Gee’s description of a discourse as an identity kit is appropriate because people sometimes look at someone and place limitations on them. But that’s not the case with everyone. An example of this is clear from this movie. When Jess first goes to practice with Juls and she is talking to the coach, she thinks that she is a joke. She didn’t arrive prepared with all the proper equipment and she was dressed in the wrong attire. Then she goes out, demonstrates her ability, and surprises her coach. This example truly shows that you can’t judge people by what they look like because their true identity will show.

Gee explains that primary discourse “is the one we first use to make sense of the world and interact with others” (page 7). This simple sentence has a greater meaning. By taking things and breaking it down into smaller things instead of taking the whole thing head on, it helps someone get a general idea of someone and how they interact. A good example from this can also be found in the movie “Bend it like Beckham” when the father gives Jess permission to leave her sister’s wedding early so that she can go to the soccer match because he knows how much it means to her.

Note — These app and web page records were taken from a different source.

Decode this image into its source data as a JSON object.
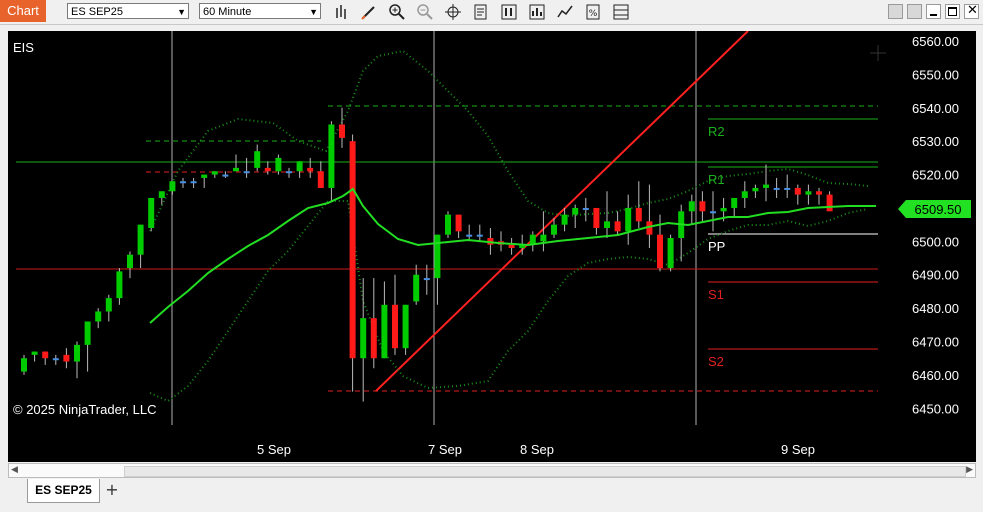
{
  "toolbar": {
    "chart_label": "Chart",
    "instrument_value": "ES SEP25",
    "interval_value": "60 Minute",
    "icons": [
      "bar-type-icon",
      "drawing-tool-icon",
      "zoom-in-icon",
      "zoom-out-icon",
      "crosshair-icon",
      "properties-icon",
      "strategies-icon",
      "indicators-icon",
      "chart-trader-icon",
      "templates-icon",
      "data-box-icon"
    ]
  },
  "window_controls": [
    "minimize",
    "restore",
    "maximize",
    "close"
  ],
  "chart": {
    "instrument_label": "EIS",
    "copyright": "© 2025 NinjaTrader, LLC",
    "last_price": "6509.50",
    "price_ticks": [
      "6560.00",
      "6550.00",
      "6540.00",
      "6530.00",
      "6520.00",
      "6510.00",
      "6500.00",
      "6490.00",
      "6480.00",
      "6470.00",
      "6460.00",
      "6450.00"
    ],
    "time_ticks": [
      "5 Sep",
      "7 Sep",
      "8 Sep",
      "9 Sep"
    ],
    "pivot_labels": [
      "R2",
      "R1",
      "PP",
      "S1",
      "S2"
    ],
    "colors": {
      "up": "#00cc00",
      "down": "#ff1a1a",
      "neutral": "#4a90e2",
      "ma": "#22dd22",
      "band": "#1a8c1a",
      "trend": "#ff2020",
      "price_tag": "#22e022"
    }
  },
  "chart_data": {
    "type": "candlestick",
    "ylim": [
      6445,
      6563
    ],
    "candles": [
      [
        6461,
        6466,
        6460,
        6465
      ],
      [
        6466,
        6467,
        6464,
        6467
      ],
      [
        6467,
        6465,
        6463,
        6465
      ],
      [
        6465,
        6466,
        6463,
        6465
      ],
      [
        6466,
        6468,
        6462,
        6464
      ],
      [
        6464,
        6470,
        6459,
        6469
      ],
      [
        6469,
        6475,
        6461,
        6476
      ],
      [
        6476,
        6480,
        6474,
        6479
      ],
      [
        6479,
        6484,
        6476,
        6483
      ],
      [
        6483,
        6492,
        6481,
        6491
      ],
      [
        6492,
        6497,
        6489,
        6496
      ],
      [
        6496,
        6504,
        6492,
        6505
      ],
      [
        6504,
        6513,
        6503,
        6513
      ],
      [
        6513,
        6515,
        6511,
        6515
      ],
      [
        6515,
        6518,
        6514,
        6518
      ],
      [
        6518,
        6519,
        6516,
        6518
      ],
      [
        6518,
        6519,
        6516,
        6518
      ],
      [
        6519,
        6520,
        6516,
        6520
      ],
      [
        6520,
        6521,
        6519,
        6521
      ],
      [
        6520,
        6521,
        6519,
        6520
      ],
      [
        6521,
        6526,
        6521,
        6522
      ],
      [
        6521,
        6525,
        6519,
        6521
      ],
      [
        6522,
        6529,
        6521,
        6527
      ],
      [
        6522,
        6524,
        6520,
        6521
      ],
      [
        6521,
        6526,
        6520,
        6525
      ],
      [
        6521,
        6522,
        6519,
        6521
      ],
      [
        6521,
        6523,
        6519,
        6524
      ],
      [
        6522,
        6525,
        6519,
        6521
      ],
      [
        6521,
        6524,
        6517,
        6516
      ],
      [
        6516,
        6536,
        6512,
        6535
      ],
      [
        6535,
        6540,
        6528,
        6531
      ],
      [
        6530,
        6532,
        6455,
        6465
      ],
      [
        6465,
        6489,
        6452,
        6477
      ],
      [
        6477,
        6489,
        6462,
        6465
      ],
      [
        6465,
        6488,
        6474,
        6481
      ],
      [
        6481,
        6490,
        6466,
        6468
      ],
      [
        6468,
        6479,
        6466,
        6481
      ],
      [
        6482,
        6493,
        6481,
        6490
      ],
      [
        6489,
        6493,
        6484,
        6489
      ],
      [
        6489,
        6502,
        6481,
        6502
      ],
      [
        6502,
        6509,
        6501,
        6508
      ],
      [
        6508,
        6508,
        6501,
        6503
      ],
      [
        6502,
        6505,
        6500,
        6502
      ],
      [
        6502,
        6505,
        6500,
        6502
      ],
      [
        6501,
        6504,
        6496,
        6499
      ],
      [
        6500,
        6503,
        6497,
        6499
      ],
      [
        6499,
        6501,
        6496,
        6498
      ],
      [
        6498,
        6502,
        6496,
        6499
      ],
      [
        6499,
        6503,
        6497,
        6502
      ],
      [
        6500,
        6509,
        6497,
        6502
      ],
      [
        6502,
        6507,
        6501,
        6505
      ],
      [
        6505,
        6510,
        6503,
        6508
      ],
      [
        6508,
        6511,
        6504,
        6510
      ],
      [
        6510,
        6513,
        6506,
        6510
      ],
      [
        6510,
        6509,
        6502,
        6504
      ],
      [
        6504,
        6515,
        6501,
        6506
      ],
      [
        6506,
        6509,
        6502,
        6503
      ],
      [
        6503,
        6514,
        6499,
        6510
      ],
      [
        6510,
        6518,
        6504,
        6506
      ],
      [
        6506,
        6517,
        6498,
        6502
      ],
      [
        6502,
        6508,
        6491,
        6492
      ],
      [
        6492,
        6502,
        6491,
        6501
      ],
      [
        6501,
        6511,
        6494,
        6509
      ],
      [
        6509,
        6514,
        6505,
        6512
      ],
      [
        6512,
        6515,
        6506,
        6509
      ],
      [
        6509,
        6515,
        6503,
        6509
      ],
      [
        6509,
        6513,
        6506,
        6510
      ],
      [
        6510,
        6513,
        6507,
        6513
      ],
      [
        6513,
        6518,
        6510,
        6515
      ],
      [
        6515,
        6517,
        6513,
        6516
      ],
      [
        6516,
        6523,
        6512,
        6517
      ],
      [
        6516,
        6519,
        6513,
        6516
      ],
      [
        6516,
        6520,
        6513,
        6516
      ],
      [
        6516,
        6517,
        6511,
        6514
      ],
      [
        6514,
        6517,
        6511,
        6515
      ],
      [
        6515,
        6516,
        6511,
        6514
      ],
      [
        6514,
        6515,
        6511,
        6509
      ]
    ]
  }
}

Her father also knows that this is the best way that she will interact with people and be herself. The way that this connects with what Gee says is because Jess’s father is making the connection with Jess and interacting with her for the first time since she started playing; he thought she was wasting her time. He also knows that futbol is really important to her and gives her permission to do what she believes is right.

Although Gee and Delpit disagree on how a discourse can be learned, it doesn’t mean that they disagree that learning a discourse is important. Gee’s argument is that a discourse can only be learned from being born with it and that you are unable to learn it from someone who has mastered it is ridiculous. Delpit believes that a discourse can be learned from someone who has mastered it even if you aren’t born with it. I agree with Delpit. Yes, if you aren’t born with something it’s going to take hard work to learn something but it is possible. Anything is possible if you set your mind to it.

Looking back to my life and how soccer is a huge part of my life I can relate to a time in my life that I has seem player that didn’t belong on the field and after a season with a good coach and player that supported him he surprised me. During the last couple years of high school soccer we get new freshmen every year and as a freshmen you’re going to start off scared and not ready to play but they end up surprising me. My senior year we had this sophmore that took my spot at center back and he really didn’t belong there but after a few games and some help from me he added up becoming a huge part of the team and I was able to help take over the rest of the field and help places that really needed it.